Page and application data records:
____

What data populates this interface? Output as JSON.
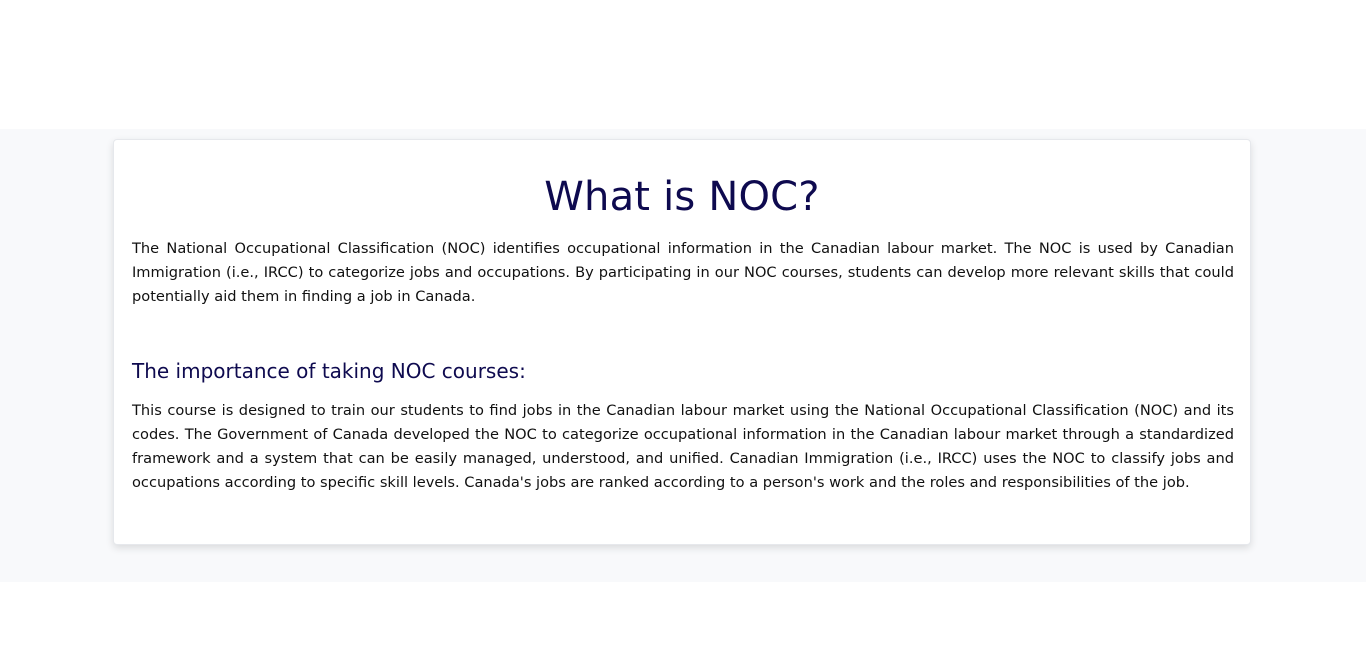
{
  "section": {
    "title": "What is NOC?",
    "intro": "The National Occupational Classification (NOC) identifies occupational information in the Canadian labour market. The NOC is used by Canadian Immigration (i.e., IRCC) to categorize jobs and occupations. By participating in our NOC courses, students can develop more relevant skills that could potentially aid them in finding a job in Canada.",
    "subheading": "The importance of taking NOC courses:",
    "body": "This course is designed to train our students to find jobs in the Canadian labour market using the National Occupational Classification (NOC) and its codes. The Government of Canada developed the NOC to categorize occupational information in the Canadian labour market through a standardized framework and a system that can be easily managed, understood, and unified. Canadian Immigration (i.e., IRCC) uses the NOC to classify jobs and occupations according to specific skill levels. Canada's jobs are ranked according to a person's work and the roles and responsibilities of the job."
  },
  "colors": {
    "heading": "#0e0a4f",
    "text": "#111111",
    "band_background": "#f8f9fb",
    "card_background": "#ffffff"
  }
}
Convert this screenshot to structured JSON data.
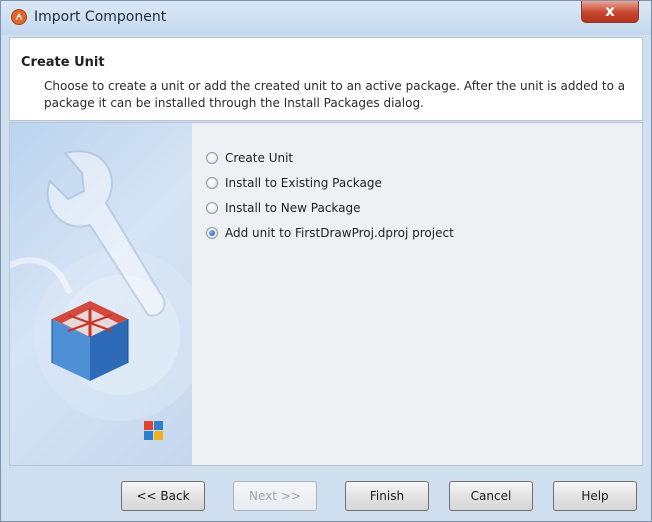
{
  "window": {
    "title": "Import Component",
    "app_icon": "wizard-app-icon",
    "close_glyph": "x"
  },
  "header": {
    "title": "Create Unit",
    "description": "Choose to create a unit or add the created unit to an active package. After the unit is added to a package it can be installed through the Install Packages dialog."
  },
  "options": [
    {
      "label": "Create Unit",
      "selected": false
    },
    {
      "label": "Install to Existing Package",
      "selected": false
    },
    {
      "label": "Install to New Package",
      "selected": false
    },
    {
      "label": "Add unit to FirstDrawProj.dproj project",
      "selected": true
    }
  ],
  "buttons": {
    "back": "<< Back",
    "next": "Next >>",
    "finish": "Finish",
    "cancel": "Cancel",
    "help": "Help"
  },
  "colors": {
    "accent": "#1a56b0",
    "close_button": "#c7462f"
  }
}
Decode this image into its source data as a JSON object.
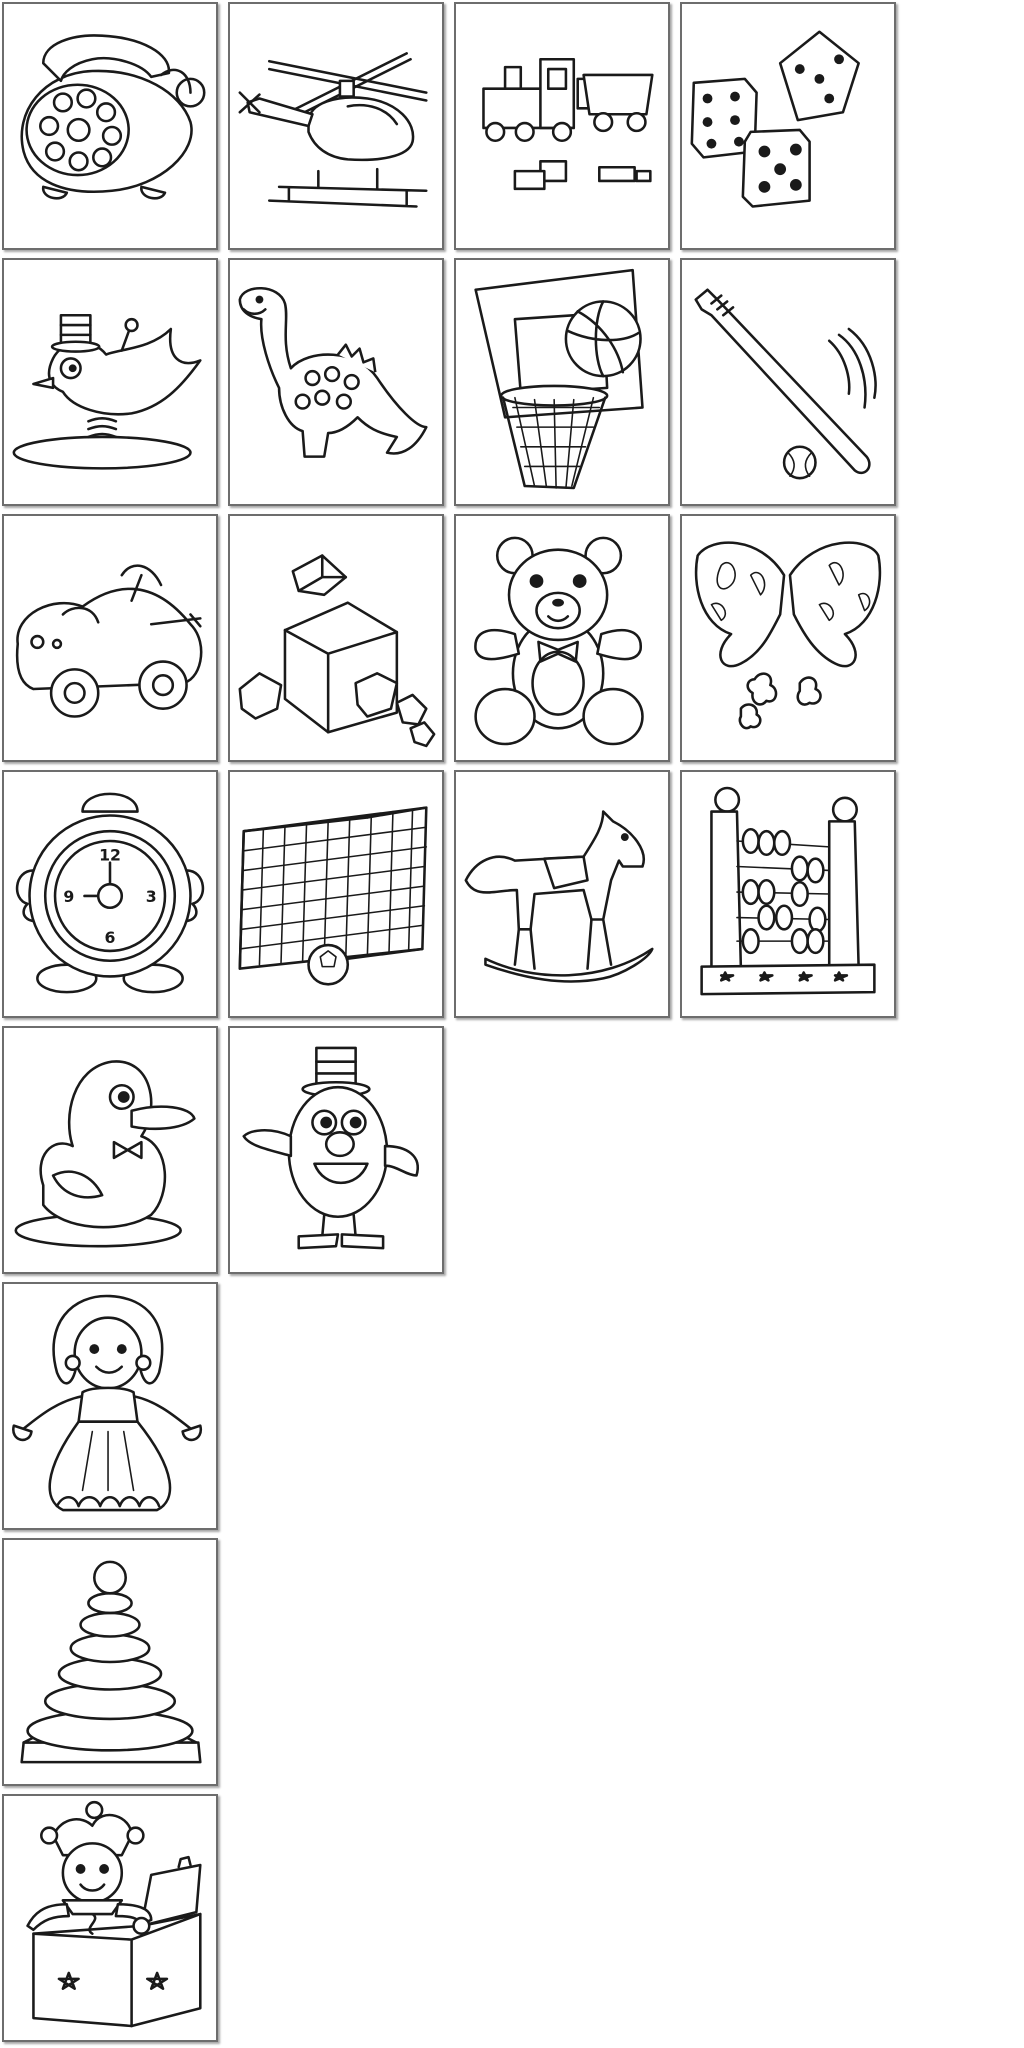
{
  "cards": [
    {
      "icon": "toy-telephone-icon"
    },
    {
      "icon": "toy-helicopter-icon"
    },
    {
      "icon": "toy-train-icon"
    },
    {
      "icon": "dice-icon"
    },
    {
      "icon": "wind-up-bird-icon"
    },
    {
      "icon": "dinosaur-icon"
    },
    {
      "icon": "basketball-hoop-icon"
    },
    {
      "icon": "baseball-bat-icon"
    },
    {
      "icon": "toy-car-icon"
    },
    {
      "icon": "building-blocks-icon"
    },
    {
      "icon": "teddy-bear-icon"
    },
    {
      "icon": "butterfly-puzzle-icon"
    },
    {
      "icon": "alarm-clock-icon"
    },
    {
      "icon": "soccer-goal-icon"
    },
    {
      "icon": "rocking-horse-icon"
    },
    {
      "icon": "abacus-icon"
    },
    {
      "icon": "rubber-duck-icon"
    },
    {
      "icon": "potato-head-icon"
    },
    {
      "icon": "doll-icon"
    },
    {
      "icon": "stacking-rings-icon"
    },
    {
      "icon": "jack-in-the-box-icon"
    }
  ],
  "clock": {
    "n12": "12",
    "n3": "3",
    "n6": "6",
    "n9": "9"
  }
}
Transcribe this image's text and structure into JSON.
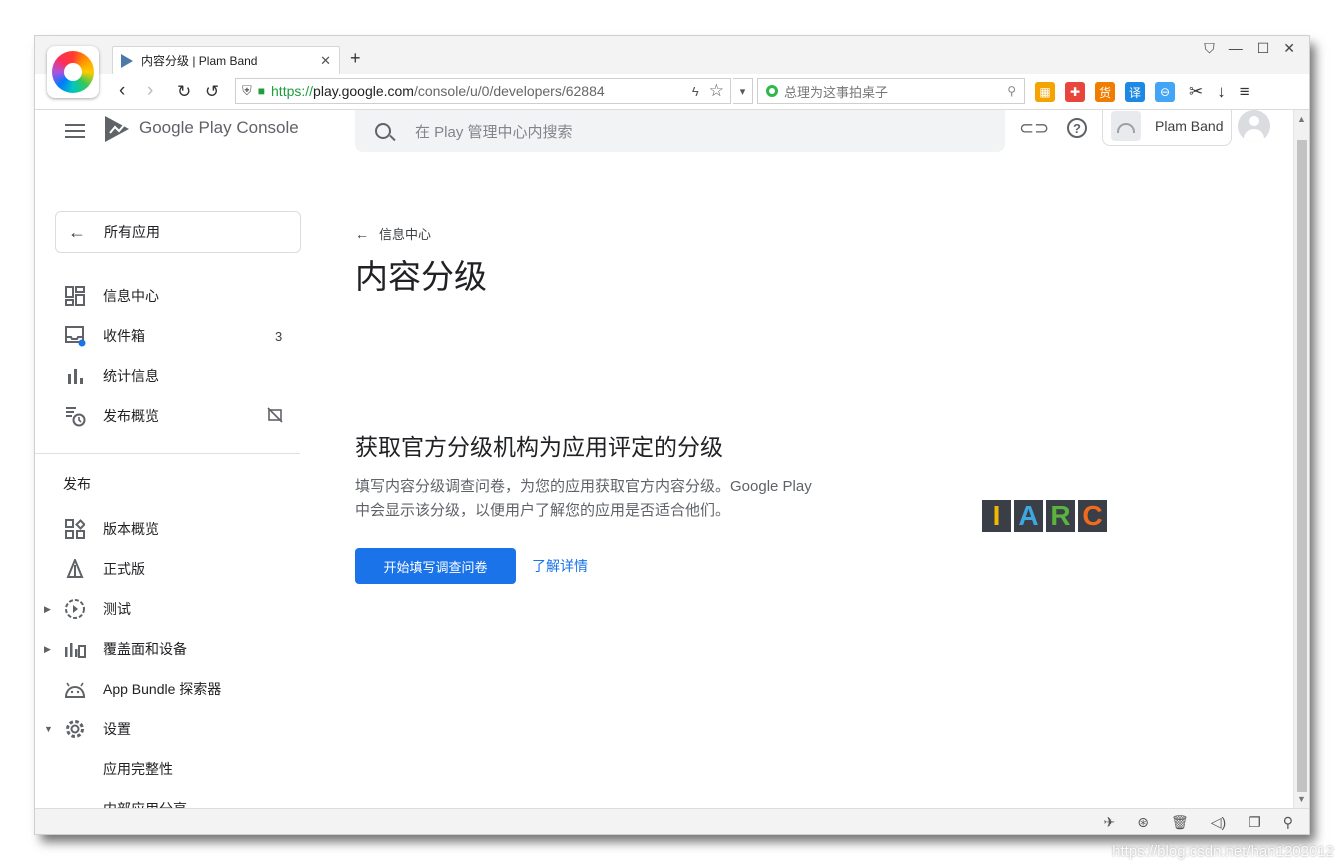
{
  "browser": {
    "tab_title": "内容分级 | Plam Band",
    "url": {
      "scheme": "https://",
      "host": "play.google.com",
      "rest": "/console/u/0/developers/62884"
    },
    "search_placeholder": "总理为这事拍桌子",
    "ext_icons": [
      {
        "name": "apps-ext-icon",
        "glyph": "▦",
        "color": "#f4a300"
      },
      {
        "name": "game-ext-icon",
        "glyph": "✚",
        "color": "#e8453c"
      },
      {
        "name": "coupon-ext-icon",
        "glyph": "货",
        "color": "#f07c00"
      },
      {
        "name": "translate-ext-icon",
        "glyph": "译",
        "color": "#1e88e5"
      },
      {
        "name": "block-ext-icon",
        "glyph": "⊖",
        "color": "#42a5f5"
      }
    ]
  },
  "console": {
    "brand": "Google Play Console",
    "search_placeholder": "在 Play 管理中心内搜索",
    "developer_name": "Plam Band"
  },
  "sidebar": {
    "all_apps_label": "所有应用",
    "items": [
      {
        "name": "sidebar-item-dashboard",
        "icon": "dashboard-icon",
        "label": "信息中心",
        "badge": ""
      },
      {
        "name": "sidebar-item-inbox",
        "icon": "inbox-icon",
        "label": "收件箱",
        "badge": "3"
      },
      {
        "name": "sidebar-item-statistics",
        "icon": "bar-chart-icon",
        "label": "统计信息",
        "badge": ""
      },
      {
        "name": "sidebar-item-publishing-overview",
        "icon": "publish-schedule-icon",
        "label": "发布概览",
        "badge": ""
      }
    ],
    "release_section_label": "发布",
    "release_items": [
      {
        "name": "sidebar-item-release-overview",
        "icon": "release-overview-icon",
        "label": "版本概览"
      },
      {
        "name": "sidebar-item-production",
        "icon": "production-icon",
        "label": "正式版"
      },
      {
        "name": "sidebar-item-testing",
        "icon": "testing-icon",
        "label": "测试"
      },
      {
        "name": "sidebar-item-reach-devices",
        "icon": "reach-devices-icon",
        "label": "覆盖面和设备"
      },
      {
        "name": "sidebar-item-app-bundle-explorer",
        "icon": "android-icon",
        "label": "App Bundle 探索器"
      },
      {
        "name": "sidebar-item-settings",
        "icon": "gear-icon",
        "label": "设置"
      }
    ],
    "sub_items": [
      {
        "name": "sidebar-subitem-app-integrity",
        "label": "应用完整性"
      },
      {
        "name": "sidebar-subitem-internal-sharing",
        "label": "内部应用分享"
      }
    ]
  },
  "main": {
    "breadcrumb": "信息中心",
    "title": "内容分级",
    "section_title": "获取官方分级机构为应用评定的分级",
    "section_desc": "填写内容分级调查问卷，为您的应用获取官方内容分级。Google Play 中会显示该分级，以便用户了解您的应用是否适合他们。",
    "start_button": "开始填写调查问卷",
    "learn_more": "了解详情",
    "iarc_letters": [
      {
        "char": "I",
        "color": "#f2b705"
      },
      {
        "char": "A",
        "color": "#3fa6e0"
      },
      {
        "char": "R",
        "color": "#5bb33f"
      },
      {
        "char": "C",
        "color": "#f26b1d"
      }
    ]
  },
  "watermark": "https://blog.csdn.net/han1202012"
}
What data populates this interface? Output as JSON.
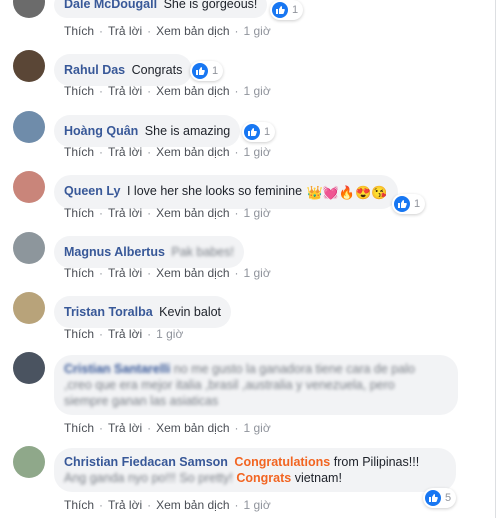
{
  "actions": {
    "like": "Thích",
    "reply": "Trả lời",
    "translate": "Xem bản dịch",
    "sep": "·"
  },
  "comments": [
    {
      "author": "Dale McDougall",
      "text": "She is gorgeous!",
      "reaction_count": "1",
      "time": "1 giờ",
      "avatar_color": "#6b6b6b"
    },
    {
      "author": "Rahul Das",
      "text": "Congrats",
      "reaction_count": "1",
      "time": "1 giờ",
      "avatar_color": "#5a4636"
    },
    {
      "author": "Hoàng Quân",
      "text": "She is amazing",
      "reaction_count": "1",
      "time": "1 giờ",
      "avatar_color": "#6f8caa"
    },
    {
      "author": "Queen Ly",
      "text": "I love her she looks so feminine",
      "emojis": "👑💓🔥😍😘",
      "reaction_count": "1",
      "time": "1 giờ",
      "avatar_color": "#c9857a"
    },
    {
      "author": "Magnus Albertus",
      "text": "Pak babes!",
      "time": "1 giờ",
      "avatar_color": "#8d969c"
    },
    {
      "author": "Tristan Toralba",
      "text": "Kevin balot",
      "time": "1 giờ",
      "avatar_color": "#b8a37a"
    },
    {
      "author": "Cristian Santarelli",
      "text_lines": [
        "no me gusto la ganadora tiene cara de palo",
        ",creo que era mejor italia ,brasil ,australia y venezuela, pero",
        "siempre ganan las asiaticas"
      ],
      "time": "1 giờ",
      "avatar_color": "#4a5360"
    },
    {
      "author": "Christian Fiedacan Samson",
      "hl1": "Congratulations",
      "mid": " from Pilipinas!!!",
      "line2a": "Ang ganda nyo po!!! So pretty! ",
      "hl2": "Congrats",
      "line2b": " vietnam!",
      "reaction_count": "5",
      "time": "1 giờ",
      "avatar_color": "#8fa88a"
    }
  ]
}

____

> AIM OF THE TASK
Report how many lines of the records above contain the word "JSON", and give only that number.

> TASK OUTPUT
5